June:
At the start of June, the weather was dry and settled, but often cloudy, with north-easterly winds bringing low cloud in from the North Sea. Showers and thunderstorms increasingly broke out inland after the 5th. From the 10th onwards, the weather was generally unsettled, wet and cloudy, with low pressure often in charge. There were also thundery downpours at times and heavy rain and thunderstorms caused significant disruption in the south-east. It was the dullest June on record in the south-east, as well as quite a showery month, with very few sunny spells. I had to break out the wet weather gear!
All of which limited me to only 4 visits, but one of them was a short cruise around the Outer Hebrides, encompassing a much-anticipated visit to St Kilda. One day was spent visiting Balls Wood/Hertford Heath/Amwell. There were also visits to Thorley Wash and London Zoo.
The holiday to the Outer Hebrides was memorable not just for setting foot on St Kilda, but also for the sight and sounds of thousands of seabirds. Not forgetting the smells, too. Too many wonderful bird species to name, but a special mention goes to the endemic St Kilda Wren. Again, I heartily recommend it. Don’t forget to bring your seasickness tablets.
Unfortunately, it’s that time of year again, as birds now start to disappear for a while. However, there were still a few special sightings. Oystercatcher, Little Ringed Plover and Redshank were still about at Amwell. Common Terns and loads of Warblers were all busily raising youngsters.
Mammal sightings were down even more, as the lush flora now started to obscure nearly everything. The mix of rain and sun, sun and rain was obviously taking effect. However, this meant, of course, that invertebrates started to prosper. Butterflies now started to come out, in force. The first Skippers, Meadow Browns and Speckled Woods appeared. As did more moths, with Cinnabar and Yellow-tailed showing well.
More and more species of Odonata started to show up. There was an incredible 14 species seen, during one day, at BW/HH and Amwell. I had my first-ever sighting of Scarce Emeralds at HH, together with first showings, this year, of Common Emerald, Black-tailed Skimmer, Ruddy Darter and Emperor. Banded Demoiselles were now out in some numbers, always a delight to see.
The star insect of the month was undoubtedly a close encounter with a Ruby-tailed Wasp.

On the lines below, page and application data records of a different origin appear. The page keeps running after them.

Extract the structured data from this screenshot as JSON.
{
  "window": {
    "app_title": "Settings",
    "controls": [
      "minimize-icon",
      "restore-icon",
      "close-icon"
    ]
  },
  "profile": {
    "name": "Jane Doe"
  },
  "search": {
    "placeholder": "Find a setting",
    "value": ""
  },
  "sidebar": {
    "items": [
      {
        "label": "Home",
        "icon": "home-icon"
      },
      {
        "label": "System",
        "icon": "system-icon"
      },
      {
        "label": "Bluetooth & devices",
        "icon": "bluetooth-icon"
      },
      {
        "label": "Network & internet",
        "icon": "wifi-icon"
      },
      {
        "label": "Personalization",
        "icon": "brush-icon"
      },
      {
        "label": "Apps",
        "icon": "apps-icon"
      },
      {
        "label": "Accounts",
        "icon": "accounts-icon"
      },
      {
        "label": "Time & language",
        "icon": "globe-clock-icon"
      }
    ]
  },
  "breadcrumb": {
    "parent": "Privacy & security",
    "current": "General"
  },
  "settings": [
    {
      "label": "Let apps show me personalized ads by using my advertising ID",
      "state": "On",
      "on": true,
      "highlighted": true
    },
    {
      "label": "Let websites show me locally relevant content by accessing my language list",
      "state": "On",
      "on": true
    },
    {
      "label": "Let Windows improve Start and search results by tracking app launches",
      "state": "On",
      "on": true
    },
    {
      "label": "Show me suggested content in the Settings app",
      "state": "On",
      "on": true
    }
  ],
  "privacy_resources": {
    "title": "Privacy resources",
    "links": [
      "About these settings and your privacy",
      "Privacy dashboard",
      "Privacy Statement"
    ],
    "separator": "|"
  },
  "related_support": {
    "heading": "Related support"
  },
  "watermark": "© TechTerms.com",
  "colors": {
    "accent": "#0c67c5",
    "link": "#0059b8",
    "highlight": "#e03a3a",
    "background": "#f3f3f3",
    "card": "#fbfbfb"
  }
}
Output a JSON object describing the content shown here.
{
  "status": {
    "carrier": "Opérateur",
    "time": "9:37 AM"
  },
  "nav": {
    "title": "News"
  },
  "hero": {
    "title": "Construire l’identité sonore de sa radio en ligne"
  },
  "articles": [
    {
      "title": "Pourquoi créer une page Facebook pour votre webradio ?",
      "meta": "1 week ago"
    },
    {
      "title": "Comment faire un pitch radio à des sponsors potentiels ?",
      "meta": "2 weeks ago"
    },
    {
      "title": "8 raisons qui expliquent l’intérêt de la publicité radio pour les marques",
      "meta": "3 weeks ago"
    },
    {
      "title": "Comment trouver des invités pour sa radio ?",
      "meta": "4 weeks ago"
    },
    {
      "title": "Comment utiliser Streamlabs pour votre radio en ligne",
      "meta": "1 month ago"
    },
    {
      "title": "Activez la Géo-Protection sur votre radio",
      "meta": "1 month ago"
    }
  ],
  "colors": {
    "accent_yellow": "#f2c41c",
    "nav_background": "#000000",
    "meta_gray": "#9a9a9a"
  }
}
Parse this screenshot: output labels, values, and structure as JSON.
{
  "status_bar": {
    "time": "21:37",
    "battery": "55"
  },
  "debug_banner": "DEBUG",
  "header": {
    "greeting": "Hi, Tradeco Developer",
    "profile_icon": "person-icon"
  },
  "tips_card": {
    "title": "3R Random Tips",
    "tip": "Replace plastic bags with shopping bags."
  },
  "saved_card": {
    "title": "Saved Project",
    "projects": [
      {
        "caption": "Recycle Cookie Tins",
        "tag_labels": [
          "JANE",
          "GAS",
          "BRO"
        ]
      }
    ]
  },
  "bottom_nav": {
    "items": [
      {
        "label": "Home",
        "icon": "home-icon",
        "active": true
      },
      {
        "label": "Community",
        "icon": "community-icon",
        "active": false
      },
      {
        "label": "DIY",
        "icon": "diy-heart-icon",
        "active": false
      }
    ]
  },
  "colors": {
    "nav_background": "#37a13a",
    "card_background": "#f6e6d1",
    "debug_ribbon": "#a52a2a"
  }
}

New-for-year sightings included Black-headed Cardinal Beetle, Longhorn Beetle, Mint Leaf Beetle, Speckled Bush Cricket and Thick-kneed Flower Beetle. Other star spots, this month, were Dark Bush Cricket, Dock Bug, Green Nettle Weevil, Scorpion Fly, Soldier Beetle plus loads of Mayflies, Midges and Bees. It was a veritable invertebrate nirvana, definitely a month to be wearing kevlar-enforced trousers!

I tried to learn a few new flower species this month, as well. Although it was quite odd to see Primroses blooming right next to Bluebells, up in the Hebrides. It was the month to see Orchids. More Forget-Me-Knots, Foxgloves and Ragged Robin all bloomed.






END OF PART ONE - PART TWO TO FOLLOW SOON!